Mystery money behind 400-site park

New Hope, Tennessee, lies a half-hour drive west of Chattanooga. Move it two miles south and it would be in Alabama; 4 miles southeast and it would be in Georgia. Fewer than 900 people live here, and few people are familiar with its most notable attraction, a duplicate of a shrine that honors the apparitions of Our Lady in Banneaux, Belgium. New Hope is, in other words, an easily overlooked and secluded oasis—if not for its misfortune of being located on the banks of the Tennessee River.

But being located along one of the South’s most iconic rivers means it was only a matter of time before someone decided that what New Hope really needs is a whole lot of visitors. As reported by the Chattanooga Times Free Press, three investors and a real estate agent talked with the town’s mayor, Mark Myers, in early March or late February about building a 400+site RV park—a park so big, in other words, that its occupants would outnumber town residents. But Myers could not—or would not—identify the investors, except to state that two of them were from the west coast and that “they’re moving from west to east building campgrounds.”

The idea of having upwards of 1,200 RVers plunked down in their midst has not gone over well with the locals. Following a March 27 aldermen meeting at which Myers disclosed the discussions, which had been going on for “a month or so,” a petition has been circulating to oppose zoning changes that the project would require. Local residents have questioned the proposed campground’s impact on town services, including water, sewer and electricity. “How’s it going to help New Hope?” asked resident Mike Binkley. “Are we going to be spending money and not receiving no money? Are we going to have to put police officers on, the fire department, or whatever?”

In some respects such questions are premature, as the mystery investors apparently haven’t yet purchased the 110-acre farm they’ve been eyeing, much less explained their plans beyond mention of a swimming pool and store. Yet in many ways the New Hope venture is proceeding according to a depressingly familiar playbook: out-of-town investors move in quietly, glad-hand and play rope-a-dope with key decision makers, and try to ingratiate themselves before the natives get wind of what’s coming and get all agitated. And although Myers said he had asked “some” questions in his several discussions with the investors, he clearly has no future as a prosecutor—or a reporter. Although he asked, for example, whether the investors had other properties that town officials could look at, he was told the nearest was in Arizona.

No mention, in the Free Press article, that Myers knew the names of such other properties, or had looked at them online.
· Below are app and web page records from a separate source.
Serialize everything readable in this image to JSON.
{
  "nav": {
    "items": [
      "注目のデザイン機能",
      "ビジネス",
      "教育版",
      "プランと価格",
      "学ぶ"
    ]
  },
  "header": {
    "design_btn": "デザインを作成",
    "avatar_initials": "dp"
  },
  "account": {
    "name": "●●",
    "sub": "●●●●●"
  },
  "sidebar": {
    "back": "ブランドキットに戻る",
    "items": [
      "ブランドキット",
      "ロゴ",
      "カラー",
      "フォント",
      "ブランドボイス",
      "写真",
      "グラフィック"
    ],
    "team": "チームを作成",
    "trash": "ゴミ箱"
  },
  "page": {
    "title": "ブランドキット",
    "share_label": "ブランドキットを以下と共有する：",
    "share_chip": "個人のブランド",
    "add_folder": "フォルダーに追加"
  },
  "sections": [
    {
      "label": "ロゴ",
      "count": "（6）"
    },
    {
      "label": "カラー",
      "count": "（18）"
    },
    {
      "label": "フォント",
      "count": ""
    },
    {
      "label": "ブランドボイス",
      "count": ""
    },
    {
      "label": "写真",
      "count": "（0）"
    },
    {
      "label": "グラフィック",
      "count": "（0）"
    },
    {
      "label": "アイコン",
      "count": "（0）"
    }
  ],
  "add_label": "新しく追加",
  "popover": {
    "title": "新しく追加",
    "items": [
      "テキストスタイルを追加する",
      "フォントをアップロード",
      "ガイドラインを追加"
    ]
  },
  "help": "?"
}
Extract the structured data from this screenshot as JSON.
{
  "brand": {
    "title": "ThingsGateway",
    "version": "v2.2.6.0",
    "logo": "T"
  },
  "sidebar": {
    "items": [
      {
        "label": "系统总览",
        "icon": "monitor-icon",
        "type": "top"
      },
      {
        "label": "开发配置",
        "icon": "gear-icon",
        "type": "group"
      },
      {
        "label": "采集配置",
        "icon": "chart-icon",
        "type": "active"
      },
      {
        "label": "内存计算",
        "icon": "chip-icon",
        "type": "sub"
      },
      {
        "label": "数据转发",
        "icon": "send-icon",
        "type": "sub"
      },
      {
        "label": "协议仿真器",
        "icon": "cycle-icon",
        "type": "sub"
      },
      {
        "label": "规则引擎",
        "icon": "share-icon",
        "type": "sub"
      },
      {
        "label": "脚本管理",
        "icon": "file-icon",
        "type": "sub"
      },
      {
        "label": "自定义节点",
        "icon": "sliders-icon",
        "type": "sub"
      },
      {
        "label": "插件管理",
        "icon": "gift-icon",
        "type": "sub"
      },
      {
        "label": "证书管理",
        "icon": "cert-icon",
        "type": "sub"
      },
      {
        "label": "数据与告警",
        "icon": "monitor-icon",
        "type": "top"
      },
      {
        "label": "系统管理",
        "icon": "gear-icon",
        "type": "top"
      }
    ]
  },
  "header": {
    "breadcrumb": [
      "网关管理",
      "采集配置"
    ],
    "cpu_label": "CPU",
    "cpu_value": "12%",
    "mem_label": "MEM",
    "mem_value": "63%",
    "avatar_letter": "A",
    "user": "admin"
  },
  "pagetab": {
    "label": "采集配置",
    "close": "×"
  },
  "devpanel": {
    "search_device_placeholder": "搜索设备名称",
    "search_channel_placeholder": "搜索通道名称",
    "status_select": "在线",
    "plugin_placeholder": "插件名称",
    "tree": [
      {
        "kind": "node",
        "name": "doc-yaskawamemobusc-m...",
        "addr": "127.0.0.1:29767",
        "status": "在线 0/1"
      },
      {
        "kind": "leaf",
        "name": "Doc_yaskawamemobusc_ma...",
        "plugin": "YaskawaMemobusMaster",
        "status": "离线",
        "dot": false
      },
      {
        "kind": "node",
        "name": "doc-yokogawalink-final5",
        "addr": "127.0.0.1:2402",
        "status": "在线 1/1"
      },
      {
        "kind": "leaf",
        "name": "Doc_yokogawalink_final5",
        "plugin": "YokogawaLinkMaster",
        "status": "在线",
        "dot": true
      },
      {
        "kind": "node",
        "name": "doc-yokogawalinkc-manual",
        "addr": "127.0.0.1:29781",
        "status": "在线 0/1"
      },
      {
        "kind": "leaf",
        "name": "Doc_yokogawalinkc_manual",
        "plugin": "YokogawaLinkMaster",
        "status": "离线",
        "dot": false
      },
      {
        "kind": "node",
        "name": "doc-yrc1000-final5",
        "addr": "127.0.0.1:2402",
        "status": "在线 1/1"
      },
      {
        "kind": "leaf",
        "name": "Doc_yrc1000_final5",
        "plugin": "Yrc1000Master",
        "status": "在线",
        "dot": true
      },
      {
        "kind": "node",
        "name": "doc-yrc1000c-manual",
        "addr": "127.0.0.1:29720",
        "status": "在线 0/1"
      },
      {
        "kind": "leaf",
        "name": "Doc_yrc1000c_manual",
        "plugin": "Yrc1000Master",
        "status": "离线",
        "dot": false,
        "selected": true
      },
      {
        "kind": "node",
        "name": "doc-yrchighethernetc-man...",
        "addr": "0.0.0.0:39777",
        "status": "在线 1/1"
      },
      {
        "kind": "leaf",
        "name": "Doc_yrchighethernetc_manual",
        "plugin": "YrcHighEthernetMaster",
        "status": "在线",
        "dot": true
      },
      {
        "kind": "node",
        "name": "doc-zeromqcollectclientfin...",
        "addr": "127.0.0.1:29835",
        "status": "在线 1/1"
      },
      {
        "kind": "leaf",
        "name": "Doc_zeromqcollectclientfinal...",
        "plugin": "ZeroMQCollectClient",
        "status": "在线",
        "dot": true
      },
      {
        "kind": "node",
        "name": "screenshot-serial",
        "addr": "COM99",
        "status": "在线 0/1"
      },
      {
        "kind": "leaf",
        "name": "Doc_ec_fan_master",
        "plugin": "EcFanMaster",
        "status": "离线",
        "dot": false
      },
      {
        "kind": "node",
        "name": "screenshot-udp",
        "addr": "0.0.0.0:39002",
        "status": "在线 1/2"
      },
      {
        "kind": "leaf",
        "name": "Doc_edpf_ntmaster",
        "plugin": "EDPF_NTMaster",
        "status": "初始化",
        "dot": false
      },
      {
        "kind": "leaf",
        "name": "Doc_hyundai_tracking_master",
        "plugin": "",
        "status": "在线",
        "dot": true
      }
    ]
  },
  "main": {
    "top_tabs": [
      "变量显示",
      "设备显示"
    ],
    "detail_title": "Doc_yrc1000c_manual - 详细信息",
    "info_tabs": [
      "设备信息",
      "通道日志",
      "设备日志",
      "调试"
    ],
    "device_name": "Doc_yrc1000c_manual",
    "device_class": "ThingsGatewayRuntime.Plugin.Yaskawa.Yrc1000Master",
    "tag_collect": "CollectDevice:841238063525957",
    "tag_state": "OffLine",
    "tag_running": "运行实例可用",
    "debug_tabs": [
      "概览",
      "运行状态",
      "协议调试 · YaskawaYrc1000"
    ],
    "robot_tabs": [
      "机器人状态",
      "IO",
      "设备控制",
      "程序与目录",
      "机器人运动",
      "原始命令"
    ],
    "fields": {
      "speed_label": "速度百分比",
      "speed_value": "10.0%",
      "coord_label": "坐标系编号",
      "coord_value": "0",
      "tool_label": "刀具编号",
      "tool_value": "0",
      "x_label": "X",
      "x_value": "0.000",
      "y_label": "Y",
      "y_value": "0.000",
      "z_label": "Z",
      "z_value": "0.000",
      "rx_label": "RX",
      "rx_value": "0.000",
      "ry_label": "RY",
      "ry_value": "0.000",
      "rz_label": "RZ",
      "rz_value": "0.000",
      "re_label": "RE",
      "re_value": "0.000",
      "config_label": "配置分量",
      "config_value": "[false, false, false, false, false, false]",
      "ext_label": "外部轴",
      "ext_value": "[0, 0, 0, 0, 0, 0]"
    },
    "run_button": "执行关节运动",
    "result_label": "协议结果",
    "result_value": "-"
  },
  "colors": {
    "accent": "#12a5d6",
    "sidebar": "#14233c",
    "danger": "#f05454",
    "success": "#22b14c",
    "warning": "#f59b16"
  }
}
Nor did the Free Press push Myers for the names of the investors or of the real estate agent with whom they were working, and with whom Myers also met.

If this proposal moves forward—the next town meeting to discuss the proposal is scheduled for April 24—it will have an enormous impact on New Hope, but will in every other respect be unremarkable. This is, alas, the “new normal” for the campground industry, which increasingly is dominated by private and institutional money whose overriding concern is return on investment. Bigger campgrounds result in proportionally bigger returns, which is why new ventures almost invariably start at 250 sites—or more. And a swimming pool and a store are only the beginning of what will be jammed into a new campground of 400 or more sites, the better to feed, amuse and cosset all those transient visitors.

If campground investors “moving from west to east” sounds like a description of an invasion of locusts, there may be a reason for that.

Most recent posts

Author: Andy Zipser

A former newspaper reporter who worked at a variety of newspapers, from small community weeklies to The Wall Street Journal, I finished my "normal" work life as the editor of The Guild Reporter, official publication of the union representing newspaper workers. On retiring, I and my wife bought a campground in the Shenandoah Valley and--with the help of our two daughters and their husbands--operated it for eight years, first as a KOA franchisee and then as an independent family-owned RV park. We sold the campground in May, 2021, and live in Staunton, Virginia, a short walk from our grandsons' home.

Leave a Reply

Fill in your details below or click an icon to log in: Logo

You are commenting using your account. Log Out /  Change )

Facebook photo

You are commenting using your Facebook account. Log Out /  Change )

Connecting to %s

%d bloggers like this: